    (Then again, the Islamic prohibition against depicting the human form led Muslim artists to take up geometric abstraction and ornamentation again.)

    Anyway, with that thought in mind I pose the question of what Plato’s censors would do about modern forms of art–impressionism, cubism, expressionism, surrealism–that abandon the pretense of realism entirely. Are they allowed because they’re not going to lead us away from the forms, or are they forbidden because they introduce a dangerously distorted way of looking at the world?Report

    • Rufus in reply to Paul B says:

      @Paul B, It’s really hard to say, isn’t it? From the discussion in the text, it seems like they wouldn’t understand, say, Pablo Picasso. But his paintings would still seem to get around the problem of mimesis being misleading.

      It also seems like Socrates discusses two different things- the subject matter and the style- as if they were one. He goes on and on about art that depicts inappropriate subject matter, seemingly calling for more encomiums on great men, and then in the last book, the characters agree that the problem with art is that it imitates, which would seem to apply to nearly everything. I thought that maybe a poet describing their own feelings would be okay, and so maybe expressive art in general… but that’s not clear.

      So, it seems like Francis Bacon would be further from the truth, and therefore not misleading, and still get banned for the subject matter.

      It’s also really interesting that they mention a poet depicting his own words, and yet the idea of art as expression is completely unknown to them. Maybe this comes from the core of the soul deriving from these universals, as opposed to be being especially personal. What would an artist have to express?Report

    • Rufus in reply to Paul B says:

      @Paul B, Incidentally, where does the Islamic prohibition on images of the human form come from? I always assumed it was in line with the Old Testament ban on graven images. Are there neo-platonist ideas there too?Report

      • Paul B in reply to Rufus says:

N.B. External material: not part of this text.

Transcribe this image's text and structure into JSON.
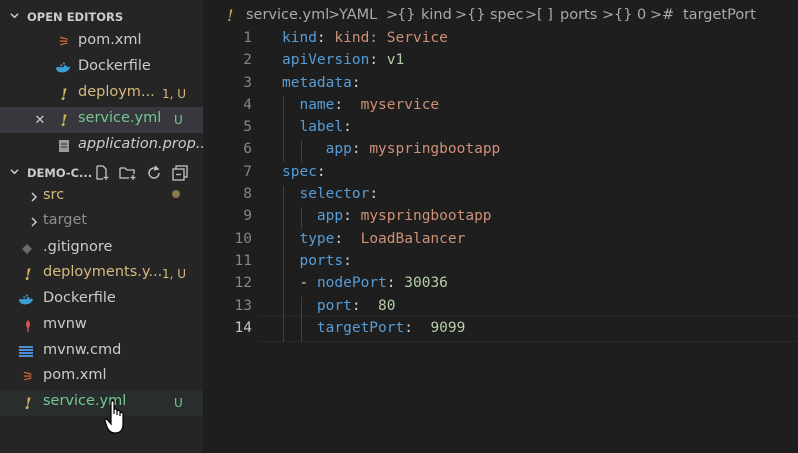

        @Rufus, The Quran condemns idolatry probably even more emphatically than the OT. A ban on depicting Muhammad follows pretty directly, but I’m not really sure how you get from there to no pictures of anything at all.

        Good point about the lack of distinction between subject matter and style. It’s a bit similar to the way poetry and music were wrapped up together, rendering certain poems suspect just by virtue of the modes they were sung to.Report

        • Rufus in reply to Paul B says:

          @Paul B, I’ve read a modern sufi writer who said that the human image is veiled in Islam, apparently connecting the prohibition on images of the human with the chador, because it has power and must be kept sacred. But he didn’t make it clear why that applies to all images of man, nor why men wouldn’t be veiled in real life.Report

  3. sam says:

    “Maybe the first thing to say about The Republic is that most of us would not want to live there. ”

    The initial and interesting question is always, Would Socrates want to live there? And, judging from the beginning of the book, the answer is No. I was amused when I first read it that in response to the question, Socrates initially describes a bucolic little village out in the boondocks. Oh no, says Glaucon, not that. We want a description in terms of the city we know, with games, and theater, and — though Glaucon didn’t say it — lotsa sex. Ah, says Socrates, you want a description in terms of the fevered city. The “fevered” city. Hmmm.Report

    • Rufus F. in reply to sam says:

      @sam, There’s a lot of things about that which amuse me. People don’t always get to how funny Plato can be. My favorite part of the text, which always makes me laugh, is when they’re discussing in detail how their society will not allow for writers to “mimic” the speech of their characters, and why that’s a terrible thing to do- in a text that is doing exactly that! I’m sure Plato must have been pulling our legs. Another funny moment is when they press Socrates on his comment that children and women will be common property and he basically says, “Oh, yeah, I was afraid you’d ask me to explain that…”Report